• **WHAT TO PRODUCE**
Where the string "title" occurs in the material below, report the whole line.
----
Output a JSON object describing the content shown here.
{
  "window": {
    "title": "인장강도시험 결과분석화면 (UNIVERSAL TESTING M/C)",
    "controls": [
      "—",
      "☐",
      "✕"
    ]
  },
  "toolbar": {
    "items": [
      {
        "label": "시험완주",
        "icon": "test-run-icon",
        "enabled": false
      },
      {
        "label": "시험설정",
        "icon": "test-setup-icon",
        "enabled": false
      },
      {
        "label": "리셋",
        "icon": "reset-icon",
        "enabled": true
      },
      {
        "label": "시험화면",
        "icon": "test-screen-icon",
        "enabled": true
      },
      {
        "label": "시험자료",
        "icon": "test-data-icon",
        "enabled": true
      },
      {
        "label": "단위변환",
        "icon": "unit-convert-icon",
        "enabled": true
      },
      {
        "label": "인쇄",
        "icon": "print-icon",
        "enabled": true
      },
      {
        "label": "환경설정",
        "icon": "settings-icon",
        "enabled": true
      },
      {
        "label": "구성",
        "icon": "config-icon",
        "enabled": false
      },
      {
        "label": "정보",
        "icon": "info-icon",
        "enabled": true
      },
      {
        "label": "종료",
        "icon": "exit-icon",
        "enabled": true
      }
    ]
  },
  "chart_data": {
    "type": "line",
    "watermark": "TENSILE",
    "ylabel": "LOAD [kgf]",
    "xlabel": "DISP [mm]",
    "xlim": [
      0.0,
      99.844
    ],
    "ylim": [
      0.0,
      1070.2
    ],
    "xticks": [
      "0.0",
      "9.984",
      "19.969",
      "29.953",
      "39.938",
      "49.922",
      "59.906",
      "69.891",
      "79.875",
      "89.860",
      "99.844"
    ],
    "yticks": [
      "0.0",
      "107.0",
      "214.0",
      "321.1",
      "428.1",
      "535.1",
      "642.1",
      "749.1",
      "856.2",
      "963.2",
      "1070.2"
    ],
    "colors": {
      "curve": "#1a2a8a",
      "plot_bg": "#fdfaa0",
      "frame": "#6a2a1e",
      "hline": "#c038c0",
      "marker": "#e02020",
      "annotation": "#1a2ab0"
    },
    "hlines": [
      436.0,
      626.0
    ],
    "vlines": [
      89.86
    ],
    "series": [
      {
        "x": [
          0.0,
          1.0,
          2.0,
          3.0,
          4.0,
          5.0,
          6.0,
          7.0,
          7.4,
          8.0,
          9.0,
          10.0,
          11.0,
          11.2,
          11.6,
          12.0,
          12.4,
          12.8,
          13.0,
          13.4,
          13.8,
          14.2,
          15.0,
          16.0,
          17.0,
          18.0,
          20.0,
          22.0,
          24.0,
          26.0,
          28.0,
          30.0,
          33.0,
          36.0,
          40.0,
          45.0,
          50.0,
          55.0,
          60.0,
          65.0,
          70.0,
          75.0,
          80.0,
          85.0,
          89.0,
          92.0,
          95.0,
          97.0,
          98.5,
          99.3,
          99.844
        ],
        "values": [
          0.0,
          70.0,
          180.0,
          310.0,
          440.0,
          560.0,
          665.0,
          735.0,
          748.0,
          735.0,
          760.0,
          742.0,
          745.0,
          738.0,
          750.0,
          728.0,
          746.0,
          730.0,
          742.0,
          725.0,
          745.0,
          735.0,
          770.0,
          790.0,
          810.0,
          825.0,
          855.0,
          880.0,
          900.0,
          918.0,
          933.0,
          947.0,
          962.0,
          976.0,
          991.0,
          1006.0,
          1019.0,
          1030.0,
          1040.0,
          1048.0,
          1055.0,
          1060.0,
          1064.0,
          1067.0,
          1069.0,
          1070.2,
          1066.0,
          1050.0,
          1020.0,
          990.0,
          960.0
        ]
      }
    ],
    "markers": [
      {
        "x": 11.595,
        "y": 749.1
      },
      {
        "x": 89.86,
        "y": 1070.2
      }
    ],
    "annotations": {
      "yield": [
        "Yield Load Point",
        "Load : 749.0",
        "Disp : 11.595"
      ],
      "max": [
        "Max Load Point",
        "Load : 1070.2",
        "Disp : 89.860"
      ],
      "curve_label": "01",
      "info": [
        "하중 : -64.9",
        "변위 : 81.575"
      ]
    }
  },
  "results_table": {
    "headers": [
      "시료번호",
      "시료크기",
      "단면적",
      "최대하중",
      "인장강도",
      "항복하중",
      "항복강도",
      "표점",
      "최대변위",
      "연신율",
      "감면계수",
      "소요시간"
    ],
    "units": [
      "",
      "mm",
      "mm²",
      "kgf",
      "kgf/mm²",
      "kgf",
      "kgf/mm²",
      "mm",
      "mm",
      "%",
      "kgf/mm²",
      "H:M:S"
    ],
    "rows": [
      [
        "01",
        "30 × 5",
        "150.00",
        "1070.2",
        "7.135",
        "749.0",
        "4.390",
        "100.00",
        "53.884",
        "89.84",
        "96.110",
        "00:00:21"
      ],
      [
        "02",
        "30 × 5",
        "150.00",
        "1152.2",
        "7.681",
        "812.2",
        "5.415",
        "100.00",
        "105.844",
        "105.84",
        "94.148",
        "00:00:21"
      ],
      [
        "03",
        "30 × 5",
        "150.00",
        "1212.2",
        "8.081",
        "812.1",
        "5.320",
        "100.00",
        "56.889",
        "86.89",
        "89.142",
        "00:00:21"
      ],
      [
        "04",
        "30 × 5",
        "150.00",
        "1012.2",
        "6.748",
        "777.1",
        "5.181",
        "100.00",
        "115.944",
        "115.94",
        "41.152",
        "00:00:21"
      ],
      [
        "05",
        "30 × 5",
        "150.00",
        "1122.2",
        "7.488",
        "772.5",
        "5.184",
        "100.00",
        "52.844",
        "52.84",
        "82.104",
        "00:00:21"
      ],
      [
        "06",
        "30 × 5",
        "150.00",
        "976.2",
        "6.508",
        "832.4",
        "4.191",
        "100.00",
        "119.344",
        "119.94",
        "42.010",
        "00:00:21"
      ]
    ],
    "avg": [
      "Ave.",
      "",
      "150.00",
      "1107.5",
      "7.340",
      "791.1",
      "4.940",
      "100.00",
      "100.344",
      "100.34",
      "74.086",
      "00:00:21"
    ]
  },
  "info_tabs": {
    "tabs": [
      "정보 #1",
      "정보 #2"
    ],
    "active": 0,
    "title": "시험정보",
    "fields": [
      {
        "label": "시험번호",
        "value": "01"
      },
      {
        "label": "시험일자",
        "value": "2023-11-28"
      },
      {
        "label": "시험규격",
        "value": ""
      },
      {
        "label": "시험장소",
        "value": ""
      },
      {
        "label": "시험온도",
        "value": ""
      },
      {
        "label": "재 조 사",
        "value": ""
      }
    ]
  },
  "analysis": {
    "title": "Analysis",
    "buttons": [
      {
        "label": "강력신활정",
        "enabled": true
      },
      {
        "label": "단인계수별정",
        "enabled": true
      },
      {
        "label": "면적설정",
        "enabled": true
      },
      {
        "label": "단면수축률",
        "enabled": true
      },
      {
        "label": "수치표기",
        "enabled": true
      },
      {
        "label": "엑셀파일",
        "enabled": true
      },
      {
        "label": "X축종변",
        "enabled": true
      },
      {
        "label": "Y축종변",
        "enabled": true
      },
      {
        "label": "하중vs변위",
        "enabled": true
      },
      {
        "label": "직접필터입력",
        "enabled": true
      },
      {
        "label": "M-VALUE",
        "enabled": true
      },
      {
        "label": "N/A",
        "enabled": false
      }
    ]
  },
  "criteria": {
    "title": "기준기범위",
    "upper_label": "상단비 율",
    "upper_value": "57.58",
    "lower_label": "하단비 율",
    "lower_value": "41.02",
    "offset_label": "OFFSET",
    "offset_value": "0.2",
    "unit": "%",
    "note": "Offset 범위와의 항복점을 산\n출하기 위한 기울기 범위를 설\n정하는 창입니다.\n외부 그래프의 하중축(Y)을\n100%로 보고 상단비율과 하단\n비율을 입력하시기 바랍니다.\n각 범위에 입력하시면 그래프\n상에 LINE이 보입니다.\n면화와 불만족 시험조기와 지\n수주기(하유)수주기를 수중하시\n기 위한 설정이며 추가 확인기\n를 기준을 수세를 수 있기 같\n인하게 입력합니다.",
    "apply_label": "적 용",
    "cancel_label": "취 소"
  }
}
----
• **ANSWER TO THE PROBLEM**
    "title": "인장강도시험 결과분석화면 (UNIVERSAL TESTING M/C)",
    "title": "시험정보",
    "title": "Analysis",
    "title": "기준기범위",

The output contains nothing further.